Connexions' Google Summer of Code projects were accepted and two students were chosen. : (April 25th on) : Both of Connexions Google Summer of Code projects have the potential to increase OER production in open repositories.
- Creating a Google Docs editor for Connexions would result in a simple pathway for authors to produce content, and the publishing API from this fellowship would allow docs authors to push their content in from wherever they create it.
- The second project, Enhanced Author Profiles and Kudos, is also relevant to API's for OER, because it will make it much easier for authors to advertise their publication of open education materials from Connexions.
Sprinting at the Plone East Symposium (May 19-22): We sprinted (communal coding) to extend an existing partial publish implementation in Connexions. The extension allows creation of modules from deposited Word files or CNXML (Connexions semantic document format) files and improves the handling of metadata (title, language, etc). With the help of fellow fellow, Mark Horner, we found and invited Carl Scheffler, whose background is in machine learning, and whose interests include improving education, to participate in the sprint, along with Connexions own Phil Schatz and Ross Reedstrom, with Penn State's team Mike Halm and Michael Mulich advising. The sprint planning is here and the full description of the day is here.
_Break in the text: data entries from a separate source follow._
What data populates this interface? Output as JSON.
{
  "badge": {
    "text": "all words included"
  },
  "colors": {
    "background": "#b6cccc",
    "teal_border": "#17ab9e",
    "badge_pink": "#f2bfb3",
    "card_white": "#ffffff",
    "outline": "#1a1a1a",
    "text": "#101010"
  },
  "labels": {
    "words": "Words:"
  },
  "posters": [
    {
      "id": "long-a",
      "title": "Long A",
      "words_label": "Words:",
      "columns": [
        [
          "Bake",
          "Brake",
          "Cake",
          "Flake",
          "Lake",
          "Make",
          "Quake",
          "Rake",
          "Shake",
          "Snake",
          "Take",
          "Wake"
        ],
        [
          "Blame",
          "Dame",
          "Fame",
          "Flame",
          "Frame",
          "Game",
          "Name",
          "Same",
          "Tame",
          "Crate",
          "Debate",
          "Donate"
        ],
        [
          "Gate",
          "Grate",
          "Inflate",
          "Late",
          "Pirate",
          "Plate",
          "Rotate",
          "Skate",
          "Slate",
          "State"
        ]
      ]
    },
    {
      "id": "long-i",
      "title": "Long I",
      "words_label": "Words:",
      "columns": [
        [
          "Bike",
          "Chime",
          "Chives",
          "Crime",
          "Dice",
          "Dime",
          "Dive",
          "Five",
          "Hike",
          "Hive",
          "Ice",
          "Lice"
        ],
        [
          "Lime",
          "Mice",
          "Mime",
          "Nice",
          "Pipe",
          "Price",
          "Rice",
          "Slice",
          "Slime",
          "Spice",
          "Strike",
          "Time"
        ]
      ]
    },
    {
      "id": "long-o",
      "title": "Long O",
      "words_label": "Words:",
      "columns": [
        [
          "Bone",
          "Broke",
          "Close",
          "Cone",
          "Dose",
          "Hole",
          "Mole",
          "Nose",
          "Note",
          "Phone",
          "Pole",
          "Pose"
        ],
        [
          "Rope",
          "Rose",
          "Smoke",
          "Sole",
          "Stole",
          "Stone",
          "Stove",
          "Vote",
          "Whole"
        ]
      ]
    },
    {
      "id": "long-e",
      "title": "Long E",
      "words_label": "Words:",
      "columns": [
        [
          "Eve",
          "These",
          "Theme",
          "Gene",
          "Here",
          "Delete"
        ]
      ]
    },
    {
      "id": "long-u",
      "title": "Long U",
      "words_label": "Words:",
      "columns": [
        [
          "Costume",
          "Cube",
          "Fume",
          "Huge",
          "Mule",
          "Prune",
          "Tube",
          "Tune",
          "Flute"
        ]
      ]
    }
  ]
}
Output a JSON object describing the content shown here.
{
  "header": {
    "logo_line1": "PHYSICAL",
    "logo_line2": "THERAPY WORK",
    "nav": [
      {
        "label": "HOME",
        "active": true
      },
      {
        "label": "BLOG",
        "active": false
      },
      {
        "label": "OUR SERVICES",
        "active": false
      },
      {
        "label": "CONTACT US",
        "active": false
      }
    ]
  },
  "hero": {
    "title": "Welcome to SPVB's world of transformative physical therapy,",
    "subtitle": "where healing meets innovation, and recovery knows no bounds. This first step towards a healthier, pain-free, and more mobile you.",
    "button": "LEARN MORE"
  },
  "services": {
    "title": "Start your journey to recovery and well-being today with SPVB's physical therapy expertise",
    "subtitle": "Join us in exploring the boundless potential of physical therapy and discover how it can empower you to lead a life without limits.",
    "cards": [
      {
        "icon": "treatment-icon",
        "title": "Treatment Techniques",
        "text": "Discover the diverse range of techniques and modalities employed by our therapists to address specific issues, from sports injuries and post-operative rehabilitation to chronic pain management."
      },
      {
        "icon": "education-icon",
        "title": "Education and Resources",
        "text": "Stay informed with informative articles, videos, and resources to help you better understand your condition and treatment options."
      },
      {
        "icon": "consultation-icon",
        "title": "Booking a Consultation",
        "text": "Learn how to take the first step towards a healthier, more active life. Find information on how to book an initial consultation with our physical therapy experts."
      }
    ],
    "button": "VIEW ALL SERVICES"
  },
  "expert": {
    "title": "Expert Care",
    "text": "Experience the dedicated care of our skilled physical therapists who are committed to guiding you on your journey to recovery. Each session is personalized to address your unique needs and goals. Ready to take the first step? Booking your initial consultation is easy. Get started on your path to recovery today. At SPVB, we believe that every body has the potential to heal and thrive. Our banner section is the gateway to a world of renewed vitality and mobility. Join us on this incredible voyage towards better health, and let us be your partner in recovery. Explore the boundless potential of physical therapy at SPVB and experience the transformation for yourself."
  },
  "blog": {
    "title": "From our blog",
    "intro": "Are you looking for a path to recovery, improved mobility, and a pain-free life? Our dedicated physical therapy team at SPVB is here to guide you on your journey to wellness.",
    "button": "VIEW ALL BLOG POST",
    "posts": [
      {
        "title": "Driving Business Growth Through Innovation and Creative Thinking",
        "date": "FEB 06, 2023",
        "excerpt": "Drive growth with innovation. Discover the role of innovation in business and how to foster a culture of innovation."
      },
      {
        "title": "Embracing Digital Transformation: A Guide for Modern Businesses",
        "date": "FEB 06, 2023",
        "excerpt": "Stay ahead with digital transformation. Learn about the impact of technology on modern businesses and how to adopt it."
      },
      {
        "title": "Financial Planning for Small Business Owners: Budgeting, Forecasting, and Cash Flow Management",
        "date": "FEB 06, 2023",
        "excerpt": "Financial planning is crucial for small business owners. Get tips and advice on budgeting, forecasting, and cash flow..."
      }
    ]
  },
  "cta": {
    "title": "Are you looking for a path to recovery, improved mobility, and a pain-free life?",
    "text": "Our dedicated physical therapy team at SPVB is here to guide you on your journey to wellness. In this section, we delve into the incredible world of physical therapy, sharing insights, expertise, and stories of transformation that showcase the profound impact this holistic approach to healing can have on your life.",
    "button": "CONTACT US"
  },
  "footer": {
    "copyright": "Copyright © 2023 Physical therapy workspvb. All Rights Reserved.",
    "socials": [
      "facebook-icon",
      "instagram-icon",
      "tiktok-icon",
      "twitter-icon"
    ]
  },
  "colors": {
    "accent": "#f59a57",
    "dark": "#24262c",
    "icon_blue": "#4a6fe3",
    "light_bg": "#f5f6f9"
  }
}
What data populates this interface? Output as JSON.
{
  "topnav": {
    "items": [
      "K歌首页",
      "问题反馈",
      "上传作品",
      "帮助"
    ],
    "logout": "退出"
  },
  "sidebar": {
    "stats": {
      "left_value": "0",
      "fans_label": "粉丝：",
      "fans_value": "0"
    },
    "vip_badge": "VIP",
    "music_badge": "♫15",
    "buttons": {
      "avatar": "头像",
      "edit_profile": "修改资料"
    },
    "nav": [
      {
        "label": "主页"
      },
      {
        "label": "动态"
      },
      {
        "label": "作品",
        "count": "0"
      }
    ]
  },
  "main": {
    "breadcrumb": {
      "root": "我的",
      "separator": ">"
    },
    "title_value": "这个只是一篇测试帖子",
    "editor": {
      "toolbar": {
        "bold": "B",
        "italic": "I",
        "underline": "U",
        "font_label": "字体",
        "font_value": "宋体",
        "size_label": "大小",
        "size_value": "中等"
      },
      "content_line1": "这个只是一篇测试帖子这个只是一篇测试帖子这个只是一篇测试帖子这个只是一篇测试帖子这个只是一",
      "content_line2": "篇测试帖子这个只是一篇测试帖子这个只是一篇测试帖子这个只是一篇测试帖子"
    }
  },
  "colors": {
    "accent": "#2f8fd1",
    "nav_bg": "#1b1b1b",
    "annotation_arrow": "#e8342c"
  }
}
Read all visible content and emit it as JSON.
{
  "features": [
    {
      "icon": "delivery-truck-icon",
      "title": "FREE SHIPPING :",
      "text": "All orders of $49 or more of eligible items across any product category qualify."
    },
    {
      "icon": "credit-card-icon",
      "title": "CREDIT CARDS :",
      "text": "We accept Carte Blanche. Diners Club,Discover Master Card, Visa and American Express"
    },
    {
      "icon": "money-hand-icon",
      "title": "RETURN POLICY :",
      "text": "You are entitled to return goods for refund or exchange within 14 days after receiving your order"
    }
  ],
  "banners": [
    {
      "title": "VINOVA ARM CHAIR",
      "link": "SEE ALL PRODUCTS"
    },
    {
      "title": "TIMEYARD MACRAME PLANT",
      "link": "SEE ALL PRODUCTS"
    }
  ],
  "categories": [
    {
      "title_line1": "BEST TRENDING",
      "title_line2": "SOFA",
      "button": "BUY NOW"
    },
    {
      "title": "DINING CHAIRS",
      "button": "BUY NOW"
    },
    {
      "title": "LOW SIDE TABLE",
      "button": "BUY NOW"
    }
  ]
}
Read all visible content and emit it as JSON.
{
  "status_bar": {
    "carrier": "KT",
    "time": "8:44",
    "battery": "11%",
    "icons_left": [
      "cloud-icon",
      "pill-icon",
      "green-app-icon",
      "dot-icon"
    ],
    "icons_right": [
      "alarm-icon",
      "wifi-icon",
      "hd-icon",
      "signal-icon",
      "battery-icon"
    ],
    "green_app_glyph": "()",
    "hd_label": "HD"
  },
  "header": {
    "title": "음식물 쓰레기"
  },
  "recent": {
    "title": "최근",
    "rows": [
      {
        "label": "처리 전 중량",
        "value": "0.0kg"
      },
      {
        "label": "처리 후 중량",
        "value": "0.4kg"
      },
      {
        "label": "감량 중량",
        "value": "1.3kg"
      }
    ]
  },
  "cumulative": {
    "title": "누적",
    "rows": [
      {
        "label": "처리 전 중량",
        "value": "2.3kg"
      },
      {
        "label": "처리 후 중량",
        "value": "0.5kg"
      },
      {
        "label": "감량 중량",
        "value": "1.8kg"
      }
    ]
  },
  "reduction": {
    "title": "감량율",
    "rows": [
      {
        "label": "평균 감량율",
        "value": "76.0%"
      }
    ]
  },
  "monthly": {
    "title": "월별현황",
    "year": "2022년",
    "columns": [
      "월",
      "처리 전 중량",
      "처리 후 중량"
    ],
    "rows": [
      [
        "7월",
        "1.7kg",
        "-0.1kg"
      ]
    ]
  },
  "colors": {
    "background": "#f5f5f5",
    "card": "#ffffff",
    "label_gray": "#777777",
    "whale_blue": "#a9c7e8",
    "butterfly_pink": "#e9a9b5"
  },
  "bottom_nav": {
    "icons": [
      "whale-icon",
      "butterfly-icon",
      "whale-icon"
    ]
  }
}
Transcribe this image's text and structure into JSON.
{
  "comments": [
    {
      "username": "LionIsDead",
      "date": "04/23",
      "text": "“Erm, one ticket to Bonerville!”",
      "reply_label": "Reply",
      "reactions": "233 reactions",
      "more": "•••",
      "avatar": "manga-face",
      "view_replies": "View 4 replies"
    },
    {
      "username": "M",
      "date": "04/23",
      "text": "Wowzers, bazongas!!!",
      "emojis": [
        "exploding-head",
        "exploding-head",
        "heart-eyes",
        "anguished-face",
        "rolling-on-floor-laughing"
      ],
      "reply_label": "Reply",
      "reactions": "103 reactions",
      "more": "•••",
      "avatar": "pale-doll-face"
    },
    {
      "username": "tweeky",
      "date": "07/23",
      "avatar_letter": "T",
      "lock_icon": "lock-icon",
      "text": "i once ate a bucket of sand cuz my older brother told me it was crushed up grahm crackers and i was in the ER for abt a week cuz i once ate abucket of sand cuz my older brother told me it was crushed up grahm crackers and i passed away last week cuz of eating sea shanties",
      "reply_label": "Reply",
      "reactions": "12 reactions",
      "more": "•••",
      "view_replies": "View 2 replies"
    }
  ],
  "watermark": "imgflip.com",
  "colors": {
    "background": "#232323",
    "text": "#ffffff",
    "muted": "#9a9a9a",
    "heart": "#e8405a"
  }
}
IMS Learning Impact and an emphasis on phased implementation strategy: (May 16-18) The IMS Learning Impact conference was the perfect place to corner, I mean get advice from, those with experience creating API's and making pathways between software and services. Many thanks to Chuck Severance, Jeff Kahn, Gerry Hanley, Brad Felix and several folks I met at the conference. These discussions led to a general approval for (minor spoiler alert) SWORD, and a planned phased approach to implementing it in Connexions (sooner is better than complete). A simple first cut at the API and an implementation in Connexions allows us to start building tools that use the API to generate interest and excitement and software that others can use, improve, and copy as well.
Open Repositories 2011: The SWORD Workshop: The Choice Revealed (June 7,8)
After meeting with the SWORD technical team, learning more about the second version of SWORD, and conferring with Connexions' Systems Engineer, SWORD built on AtomPub became the clear winner among the API servings. (And now that Goldilocks metaphor officially ends.) SWORD is simple, flexible, popular, and has a head start in Connexions where we will test it first. The full reasoning is published in the blog entry before this one and a bit more detailed reasoning here.
Client investigations: Translation tools
So with the choice of SWORD, and V2 in particular, investigating potential clients is in full swing. Translating content allows multilingual domain experts to contribute to OER without creating something from scratch. Siyavula's translation sprints for the Free High School Science textbooks demonstrate that people who know the subject and the language are willing to help out. Carl Scheffler is investigating a couple of different approaches to translation.
- Using CodeMirror: For geeks unafraid to see XML, this demonstration protects tags so only text gets changed – demo here.
- Using Google Translate Toolkit: Translate Toolkit is designed for all translators and the beginnings of the investigation are described here. Using Translate Toolkit would require a web service that manages various format transformations that are needed.